Bay windows come in all shapes and sizes. But in Scotland, the most common bay windows can be found in properties from the Victorian and Edwardian periods. Often sporting windows of 2.70m height and more, it can be difficult to find the right curtains or blinds for them. So, let’s find out how to dress a bay window!
The challenge of dressing bay windows
While there are different types of bay windows, they all have one thing in common. They project outwards from the building, adding space and light to the room as well as opening up almost panoramic views.
Whether you have a square bay window, a splay bay window or a curved bay window, a modern or a period property, it’s all about the placement of your curtains and blinds. And that depends on the available space and features like shutters and radiators.
Curtians and blinds for bay windows
1. Available space
To decide where to best place your window treatments, you need to see how much free wall space you have beyond the edge or frame of your bay window.
As for curtains, you usually have three options. You can either place them inside the bay window which means losing some of the light when your curtains are open.
To avoid that, you can place them outside the recess. This, however, requires more fabric which adds to the cost. And you may have furniture or a radiator on the wall outside the recess, which makes this option impractical.
Both of these options have the curtains curve around the inside of the bay window. Alternatively, you can simply place the curtains outside the bay window, in line with the outside wall.

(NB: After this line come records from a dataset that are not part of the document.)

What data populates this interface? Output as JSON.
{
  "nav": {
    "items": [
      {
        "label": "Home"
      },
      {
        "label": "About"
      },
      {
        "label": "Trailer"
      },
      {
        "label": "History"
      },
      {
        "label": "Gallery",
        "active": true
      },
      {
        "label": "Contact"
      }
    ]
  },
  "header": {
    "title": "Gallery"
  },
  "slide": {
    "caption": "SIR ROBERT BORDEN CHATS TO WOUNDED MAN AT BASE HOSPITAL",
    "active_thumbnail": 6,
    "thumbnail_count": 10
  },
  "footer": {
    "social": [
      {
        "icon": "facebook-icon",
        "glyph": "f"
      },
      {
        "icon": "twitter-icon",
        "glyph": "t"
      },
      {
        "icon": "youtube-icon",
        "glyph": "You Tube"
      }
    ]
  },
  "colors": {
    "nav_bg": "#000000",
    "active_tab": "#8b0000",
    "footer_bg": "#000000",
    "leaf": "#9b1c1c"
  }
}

This means they block off the bay window from the rest of the room when drawn. So, you’ll lose less light during the day, but you will lose room space in the evening.
If you prefer blinds, the ideal placement is right above the window, so you need enough space above or within the frame. Roller blinds and Roman blinds are ideal for bay windows. Although due to their design, Roman blinds block more light during the day than roller blinds.
Blinds can also be combined with curtains or dress curtains. The latter, also called decorative or non-working curtains, are a great way to frame a bay window.
Another popular choice when combining blinds with curtains are semi-sheer blinds, offering additional protection from direct sunlight during the day without losing too much daylight.
2. Shutters & radiators
The good news. Dressing your bay window with curtains and/or blinds when you have working shutters is absolutely possible. The not-so-good news. It does make things a bit trickier and can limit your choices.
When using both window treatments and shutters, it’s important to place your curtains and blinds high enough. This way you make sure you have enough space for your shutters to open and close smoothly without catching on the curtains.
If you have a radiator in your bay window, you’ll likely lose heat when adding curtains to the mix. Blinds – on their own or in combination with dress curtains – might be a better choice in that case.
You can, of course, choose sill-length curtains to avoid any issues with radiators. But these can look awkward, especially with big windows, so I’d always recommend full-length curtains in that case.
Poles & tracks for bay windows
When it comes to poles and tracks for bay windows, the main thing is that they need to be bendable. Unless you choose a straight curtain on the outside of the recess, covering the whole of the bay window, the best material for poles and tracks is metal.
You can use wooden poles on the inside of your bay window as well, but the corners of the window mean sharp joints which, in turn, means you have to use passing rings to be able to draw the curtains.
The better options are tracks that are bent to suit your bay window or a clever solution that looks like a curtain pole but works like a track, combining the best of both worlds.
You also have the choice of using the pole or track as a feature of your home décor or hiding the way your curtains and/or blinds are hung.
Pelmets are the ideal way if you’d rather hide the poles or tracks, a very popular option being to combine pelmets with Roman blinds, for example.
Another tip. If you have an Edinburgh-sized bay window with over 2.70m high windows, make sure you choose a corded curtain track or pole. Otherwise, it can be quite difficult to draw and open your curtains, especially if you’ve selected a heavy fabric or interlining.